Marcel Stoessel, Head of Oxfam in the Democratic Republic of the Congo, who just came back from the conflict zone, said: "There is nowhere that is safe in the area I visited. Villagers are being forced to flee, some for the fifth or sixth time, losing family members on the way. Women are being raped and abused. People have been looted of the few possessions they owned, and have had their houses burned to the ground—all of this is happening as we speak, but the world is looking away.
"The stories I heard are heartbreaking. A woman told me how she witnessed a brutal gang rape of a neighbor by three armed men. She thinks the victim must have died afterwards. She ran away with her children, but her husband ran in another direction. She does not know where he is."
At least 250,000 people have been forced to leave their homes since January. Oxfam is alarmed about the lack of protection of civilians in their home villages, but also about their safety in the towns they fled to, where armed men are also carrying out serious abuses.
There are not enough UN peacekeepers patrolling the areas affected by the new violence, leaving civilians feeling scared and vulnerable. While there are around 17,500 MONUC peacekeepers in the country, the force has very little visible presence in the areas to which people have fled.
"Communities tell us that they would like to see more peacekeepers patrolling the areas on foot, so that they feel safer," said Stoessel.
Oxfam called on MONUC to ensure that its resources are deployed in areas where they can best protect people at risk.
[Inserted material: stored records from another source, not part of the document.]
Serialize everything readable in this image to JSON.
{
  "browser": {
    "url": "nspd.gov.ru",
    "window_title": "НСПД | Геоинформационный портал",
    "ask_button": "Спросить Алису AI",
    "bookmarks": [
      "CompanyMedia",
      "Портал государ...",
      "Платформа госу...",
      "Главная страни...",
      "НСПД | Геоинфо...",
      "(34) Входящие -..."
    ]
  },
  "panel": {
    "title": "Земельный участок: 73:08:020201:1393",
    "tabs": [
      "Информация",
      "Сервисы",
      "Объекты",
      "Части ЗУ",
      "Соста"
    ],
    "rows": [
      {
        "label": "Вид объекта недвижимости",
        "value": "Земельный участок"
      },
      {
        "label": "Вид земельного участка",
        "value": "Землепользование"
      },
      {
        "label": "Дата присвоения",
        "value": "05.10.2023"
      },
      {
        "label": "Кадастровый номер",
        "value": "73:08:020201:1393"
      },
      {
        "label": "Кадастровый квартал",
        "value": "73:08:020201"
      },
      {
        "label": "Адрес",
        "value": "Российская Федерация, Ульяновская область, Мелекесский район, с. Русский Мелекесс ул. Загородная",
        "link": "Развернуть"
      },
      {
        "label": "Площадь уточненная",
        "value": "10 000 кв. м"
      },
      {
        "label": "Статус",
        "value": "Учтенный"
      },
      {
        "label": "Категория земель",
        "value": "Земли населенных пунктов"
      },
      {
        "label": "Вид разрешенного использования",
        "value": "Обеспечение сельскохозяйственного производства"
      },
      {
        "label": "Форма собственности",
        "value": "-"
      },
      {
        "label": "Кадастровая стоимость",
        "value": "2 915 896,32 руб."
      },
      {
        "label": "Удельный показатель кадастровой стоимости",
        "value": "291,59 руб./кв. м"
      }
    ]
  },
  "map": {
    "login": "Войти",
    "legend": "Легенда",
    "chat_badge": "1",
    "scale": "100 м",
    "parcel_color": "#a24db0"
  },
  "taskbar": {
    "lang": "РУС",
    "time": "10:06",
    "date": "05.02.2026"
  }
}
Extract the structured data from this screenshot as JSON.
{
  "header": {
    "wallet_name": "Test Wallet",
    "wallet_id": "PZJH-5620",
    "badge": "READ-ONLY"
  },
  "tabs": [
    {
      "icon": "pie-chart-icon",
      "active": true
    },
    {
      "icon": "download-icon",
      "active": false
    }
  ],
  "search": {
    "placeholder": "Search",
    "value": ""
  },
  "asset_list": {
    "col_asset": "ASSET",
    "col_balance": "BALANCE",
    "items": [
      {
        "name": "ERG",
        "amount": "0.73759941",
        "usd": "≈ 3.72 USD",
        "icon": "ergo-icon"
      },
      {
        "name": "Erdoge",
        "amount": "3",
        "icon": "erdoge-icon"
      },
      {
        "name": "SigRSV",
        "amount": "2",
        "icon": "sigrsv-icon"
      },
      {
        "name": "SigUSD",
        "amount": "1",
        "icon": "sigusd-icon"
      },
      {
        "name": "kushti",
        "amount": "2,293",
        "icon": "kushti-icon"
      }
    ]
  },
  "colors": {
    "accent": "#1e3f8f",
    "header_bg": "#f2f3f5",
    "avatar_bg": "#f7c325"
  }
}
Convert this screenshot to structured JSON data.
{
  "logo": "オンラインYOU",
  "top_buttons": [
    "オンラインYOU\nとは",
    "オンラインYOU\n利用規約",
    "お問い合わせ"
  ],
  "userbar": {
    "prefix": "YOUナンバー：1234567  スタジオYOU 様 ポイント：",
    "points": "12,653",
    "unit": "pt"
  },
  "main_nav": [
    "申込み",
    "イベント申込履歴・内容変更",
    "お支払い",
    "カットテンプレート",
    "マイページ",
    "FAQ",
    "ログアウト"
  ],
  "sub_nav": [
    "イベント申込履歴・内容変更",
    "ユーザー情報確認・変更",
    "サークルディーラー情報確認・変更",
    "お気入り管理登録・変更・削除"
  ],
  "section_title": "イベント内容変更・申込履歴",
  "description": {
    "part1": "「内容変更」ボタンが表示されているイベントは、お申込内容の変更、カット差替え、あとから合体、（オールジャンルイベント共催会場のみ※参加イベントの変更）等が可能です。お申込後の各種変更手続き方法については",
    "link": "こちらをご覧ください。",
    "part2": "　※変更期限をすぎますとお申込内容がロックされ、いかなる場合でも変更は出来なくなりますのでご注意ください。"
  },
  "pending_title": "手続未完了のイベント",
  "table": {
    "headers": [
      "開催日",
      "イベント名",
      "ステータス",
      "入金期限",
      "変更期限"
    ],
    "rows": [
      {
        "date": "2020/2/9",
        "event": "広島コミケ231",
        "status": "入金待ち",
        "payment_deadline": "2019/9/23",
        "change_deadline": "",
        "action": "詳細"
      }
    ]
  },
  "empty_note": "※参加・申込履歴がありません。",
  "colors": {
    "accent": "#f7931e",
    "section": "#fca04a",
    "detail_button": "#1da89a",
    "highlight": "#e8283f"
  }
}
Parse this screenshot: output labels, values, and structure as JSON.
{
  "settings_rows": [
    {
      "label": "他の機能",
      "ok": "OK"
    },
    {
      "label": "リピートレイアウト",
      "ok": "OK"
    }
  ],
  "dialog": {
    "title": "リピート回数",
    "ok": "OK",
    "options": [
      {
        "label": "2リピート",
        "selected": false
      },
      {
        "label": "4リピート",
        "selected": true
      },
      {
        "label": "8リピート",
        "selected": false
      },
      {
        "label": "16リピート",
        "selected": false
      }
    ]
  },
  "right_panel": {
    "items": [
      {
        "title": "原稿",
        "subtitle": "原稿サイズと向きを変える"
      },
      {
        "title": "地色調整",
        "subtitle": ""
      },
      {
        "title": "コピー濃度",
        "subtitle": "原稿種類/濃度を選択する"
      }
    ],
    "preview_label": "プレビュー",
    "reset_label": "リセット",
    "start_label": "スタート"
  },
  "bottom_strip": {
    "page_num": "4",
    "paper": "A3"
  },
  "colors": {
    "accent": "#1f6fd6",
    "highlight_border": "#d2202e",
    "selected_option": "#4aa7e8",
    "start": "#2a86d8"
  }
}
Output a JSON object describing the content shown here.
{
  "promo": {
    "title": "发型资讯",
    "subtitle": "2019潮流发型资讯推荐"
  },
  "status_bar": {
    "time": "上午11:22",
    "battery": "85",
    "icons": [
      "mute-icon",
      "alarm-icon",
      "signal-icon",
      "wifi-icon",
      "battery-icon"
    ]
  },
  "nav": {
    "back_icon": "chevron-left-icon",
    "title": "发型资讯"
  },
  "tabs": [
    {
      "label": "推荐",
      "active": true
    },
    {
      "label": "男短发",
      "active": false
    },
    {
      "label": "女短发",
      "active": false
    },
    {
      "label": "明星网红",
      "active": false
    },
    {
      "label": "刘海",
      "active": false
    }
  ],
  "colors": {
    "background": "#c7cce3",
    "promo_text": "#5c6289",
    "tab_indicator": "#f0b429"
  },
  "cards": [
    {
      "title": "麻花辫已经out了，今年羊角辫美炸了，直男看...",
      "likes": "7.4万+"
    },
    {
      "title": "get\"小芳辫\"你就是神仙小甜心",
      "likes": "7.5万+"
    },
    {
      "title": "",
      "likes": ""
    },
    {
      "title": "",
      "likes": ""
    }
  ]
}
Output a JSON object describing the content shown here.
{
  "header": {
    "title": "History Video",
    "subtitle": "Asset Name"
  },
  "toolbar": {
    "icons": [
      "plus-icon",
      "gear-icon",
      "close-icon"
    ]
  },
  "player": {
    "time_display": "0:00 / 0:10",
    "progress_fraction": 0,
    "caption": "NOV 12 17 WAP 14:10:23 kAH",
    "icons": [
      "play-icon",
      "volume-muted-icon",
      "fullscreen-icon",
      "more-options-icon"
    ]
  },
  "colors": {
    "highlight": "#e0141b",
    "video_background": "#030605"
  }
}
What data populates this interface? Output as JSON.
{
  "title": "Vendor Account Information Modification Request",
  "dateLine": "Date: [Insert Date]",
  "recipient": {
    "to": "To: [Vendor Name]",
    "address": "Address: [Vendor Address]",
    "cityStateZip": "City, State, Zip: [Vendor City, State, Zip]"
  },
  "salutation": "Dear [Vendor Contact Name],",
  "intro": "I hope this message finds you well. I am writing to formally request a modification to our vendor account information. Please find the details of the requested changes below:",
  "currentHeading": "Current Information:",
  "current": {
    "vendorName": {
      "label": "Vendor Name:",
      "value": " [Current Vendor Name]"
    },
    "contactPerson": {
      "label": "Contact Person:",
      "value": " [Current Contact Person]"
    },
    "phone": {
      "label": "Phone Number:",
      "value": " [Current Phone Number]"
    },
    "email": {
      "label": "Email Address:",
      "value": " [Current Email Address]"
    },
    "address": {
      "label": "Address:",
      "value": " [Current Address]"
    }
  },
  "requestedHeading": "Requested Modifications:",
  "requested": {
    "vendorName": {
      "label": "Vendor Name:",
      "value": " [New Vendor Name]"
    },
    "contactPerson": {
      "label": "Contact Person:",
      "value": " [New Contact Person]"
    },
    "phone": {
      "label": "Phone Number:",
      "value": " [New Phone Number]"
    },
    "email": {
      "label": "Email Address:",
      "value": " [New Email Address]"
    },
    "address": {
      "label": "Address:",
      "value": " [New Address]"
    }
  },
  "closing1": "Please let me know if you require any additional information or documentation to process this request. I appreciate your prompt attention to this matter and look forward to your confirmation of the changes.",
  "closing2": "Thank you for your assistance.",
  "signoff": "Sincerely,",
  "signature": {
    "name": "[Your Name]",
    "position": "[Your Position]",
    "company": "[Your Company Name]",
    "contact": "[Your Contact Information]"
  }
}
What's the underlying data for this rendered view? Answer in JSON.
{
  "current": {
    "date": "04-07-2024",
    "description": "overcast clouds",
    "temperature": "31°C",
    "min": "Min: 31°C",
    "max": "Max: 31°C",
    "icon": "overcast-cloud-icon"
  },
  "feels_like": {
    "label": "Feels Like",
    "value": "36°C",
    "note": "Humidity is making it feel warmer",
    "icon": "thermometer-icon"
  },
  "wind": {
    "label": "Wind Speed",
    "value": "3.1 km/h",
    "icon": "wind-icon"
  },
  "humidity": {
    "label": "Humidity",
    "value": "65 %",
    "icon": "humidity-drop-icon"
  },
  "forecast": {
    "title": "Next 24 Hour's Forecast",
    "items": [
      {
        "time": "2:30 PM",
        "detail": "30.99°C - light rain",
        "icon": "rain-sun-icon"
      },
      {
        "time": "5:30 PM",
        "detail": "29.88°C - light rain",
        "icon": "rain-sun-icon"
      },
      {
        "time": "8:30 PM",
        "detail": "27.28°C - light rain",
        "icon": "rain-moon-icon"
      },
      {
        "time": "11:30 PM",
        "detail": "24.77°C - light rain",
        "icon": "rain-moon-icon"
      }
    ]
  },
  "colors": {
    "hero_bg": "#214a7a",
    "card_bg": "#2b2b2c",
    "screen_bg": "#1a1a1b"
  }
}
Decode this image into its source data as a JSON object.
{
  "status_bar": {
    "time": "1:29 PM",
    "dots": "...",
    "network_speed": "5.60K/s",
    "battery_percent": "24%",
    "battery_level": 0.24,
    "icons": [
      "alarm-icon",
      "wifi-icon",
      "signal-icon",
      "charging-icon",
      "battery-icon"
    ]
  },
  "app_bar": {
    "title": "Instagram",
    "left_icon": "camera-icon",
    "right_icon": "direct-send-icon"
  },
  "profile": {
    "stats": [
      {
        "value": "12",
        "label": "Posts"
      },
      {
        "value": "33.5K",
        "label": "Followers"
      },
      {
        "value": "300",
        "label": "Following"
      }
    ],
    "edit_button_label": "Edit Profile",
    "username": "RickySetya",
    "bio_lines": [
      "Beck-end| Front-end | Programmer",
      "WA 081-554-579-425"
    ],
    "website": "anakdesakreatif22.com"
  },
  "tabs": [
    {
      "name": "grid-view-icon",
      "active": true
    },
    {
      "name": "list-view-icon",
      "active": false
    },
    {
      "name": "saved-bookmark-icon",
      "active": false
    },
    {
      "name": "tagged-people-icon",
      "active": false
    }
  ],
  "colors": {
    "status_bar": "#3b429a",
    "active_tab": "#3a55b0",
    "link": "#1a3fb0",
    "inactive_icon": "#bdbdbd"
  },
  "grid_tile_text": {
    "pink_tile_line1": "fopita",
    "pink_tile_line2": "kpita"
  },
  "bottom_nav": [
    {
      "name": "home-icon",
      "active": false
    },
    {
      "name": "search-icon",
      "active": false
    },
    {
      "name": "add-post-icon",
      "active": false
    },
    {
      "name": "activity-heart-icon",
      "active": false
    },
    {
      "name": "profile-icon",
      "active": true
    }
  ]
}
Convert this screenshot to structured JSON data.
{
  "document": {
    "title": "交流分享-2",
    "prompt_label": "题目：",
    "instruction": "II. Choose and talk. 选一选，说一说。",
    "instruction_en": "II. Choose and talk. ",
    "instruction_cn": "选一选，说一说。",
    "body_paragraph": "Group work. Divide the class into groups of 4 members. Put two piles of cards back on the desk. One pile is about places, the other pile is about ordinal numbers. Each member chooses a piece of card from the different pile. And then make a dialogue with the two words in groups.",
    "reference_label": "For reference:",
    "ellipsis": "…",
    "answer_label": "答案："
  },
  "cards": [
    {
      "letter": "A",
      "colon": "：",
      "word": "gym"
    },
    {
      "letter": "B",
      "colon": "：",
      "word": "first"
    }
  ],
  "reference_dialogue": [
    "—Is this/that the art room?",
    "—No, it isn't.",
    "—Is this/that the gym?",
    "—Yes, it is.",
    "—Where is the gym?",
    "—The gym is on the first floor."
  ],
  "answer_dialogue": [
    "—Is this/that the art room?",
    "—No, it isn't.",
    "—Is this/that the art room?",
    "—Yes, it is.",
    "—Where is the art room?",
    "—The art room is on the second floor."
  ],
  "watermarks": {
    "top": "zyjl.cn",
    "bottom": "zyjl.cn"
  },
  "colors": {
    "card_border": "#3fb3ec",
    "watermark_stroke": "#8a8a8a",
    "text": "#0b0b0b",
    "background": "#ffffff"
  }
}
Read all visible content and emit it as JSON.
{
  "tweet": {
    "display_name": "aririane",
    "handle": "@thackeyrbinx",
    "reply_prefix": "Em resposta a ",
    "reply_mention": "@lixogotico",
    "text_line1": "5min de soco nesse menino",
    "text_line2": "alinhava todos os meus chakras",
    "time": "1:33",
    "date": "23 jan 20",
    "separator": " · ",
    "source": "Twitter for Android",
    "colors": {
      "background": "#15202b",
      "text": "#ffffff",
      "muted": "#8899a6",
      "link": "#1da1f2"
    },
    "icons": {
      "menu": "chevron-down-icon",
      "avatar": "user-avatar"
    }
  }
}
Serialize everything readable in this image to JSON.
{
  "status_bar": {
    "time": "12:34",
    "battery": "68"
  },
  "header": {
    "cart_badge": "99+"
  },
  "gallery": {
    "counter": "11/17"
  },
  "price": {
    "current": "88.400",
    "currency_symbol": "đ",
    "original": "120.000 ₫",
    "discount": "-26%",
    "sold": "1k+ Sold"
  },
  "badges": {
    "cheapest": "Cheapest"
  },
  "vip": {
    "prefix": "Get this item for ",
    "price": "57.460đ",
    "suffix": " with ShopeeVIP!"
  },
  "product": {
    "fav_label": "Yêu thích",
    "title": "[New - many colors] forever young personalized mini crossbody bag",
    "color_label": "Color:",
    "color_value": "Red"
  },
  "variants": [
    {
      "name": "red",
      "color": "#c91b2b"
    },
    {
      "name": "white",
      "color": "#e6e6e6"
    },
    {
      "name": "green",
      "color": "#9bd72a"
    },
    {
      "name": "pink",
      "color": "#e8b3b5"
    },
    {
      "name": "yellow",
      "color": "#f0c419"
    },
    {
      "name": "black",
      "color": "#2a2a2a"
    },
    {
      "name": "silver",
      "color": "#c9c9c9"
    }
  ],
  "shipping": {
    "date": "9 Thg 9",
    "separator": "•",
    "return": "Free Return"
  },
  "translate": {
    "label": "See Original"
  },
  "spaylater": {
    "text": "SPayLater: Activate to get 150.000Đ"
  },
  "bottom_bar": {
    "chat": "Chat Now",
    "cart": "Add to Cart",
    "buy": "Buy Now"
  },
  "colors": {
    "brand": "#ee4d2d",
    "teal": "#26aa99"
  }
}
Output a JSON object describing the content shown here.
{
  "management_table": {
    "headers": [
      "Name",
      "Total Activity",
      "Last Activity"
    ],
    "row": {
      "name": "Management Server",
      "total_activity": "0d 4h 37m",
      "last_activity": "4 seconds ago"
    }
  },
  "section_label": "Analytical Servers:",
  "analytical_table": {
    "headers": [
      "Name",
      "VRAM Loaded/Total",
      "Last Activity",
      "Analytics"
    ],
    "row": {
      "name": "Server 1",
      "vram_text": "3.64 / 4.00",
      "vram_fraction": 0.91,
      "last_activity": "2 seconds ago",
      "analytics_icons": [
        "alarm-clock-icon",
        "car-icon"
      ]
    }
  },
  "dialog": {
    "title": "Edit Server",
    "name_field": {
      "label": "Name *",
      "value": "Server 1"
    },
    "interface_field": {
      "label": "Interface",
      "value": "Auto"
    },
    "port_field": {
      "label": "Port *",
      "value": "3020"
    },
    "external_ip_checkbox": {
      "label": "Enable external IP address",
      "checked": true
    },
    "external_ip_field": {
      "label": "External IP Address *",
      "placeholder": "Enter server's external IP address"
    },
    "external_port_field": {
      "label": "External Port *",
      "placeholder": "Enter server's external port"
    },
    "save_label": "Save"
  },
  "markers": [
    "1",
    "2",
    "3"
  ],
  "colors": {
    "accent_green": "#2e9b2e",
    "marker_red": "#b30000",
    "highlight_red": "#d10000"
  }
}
Oxfam this month significantly scaled up its life-saving emergency response by providing clean water, sanitation, and carrying out crucial hygiene promotion activities. Up to 150,000 additional people will benefit from this assistance.
With the military operations against the FDLR now expanding to South Kivu, Oxfam is also concerned for civilians there, with initial reports of thousands of people already fleeing in anticipation of increased violence and attacks. Oxfam has opened a new rapid response office in Bukavu, South Kivu, to be prepared for possible humanitarian fallout.
"What we have seen in North Kivu sets a terrible precedent for what may happen in South Kivu," said Stoessel. "Oxfam calls on all parties to the conflict, including the Government, to respect the life, dignity and property of civilians."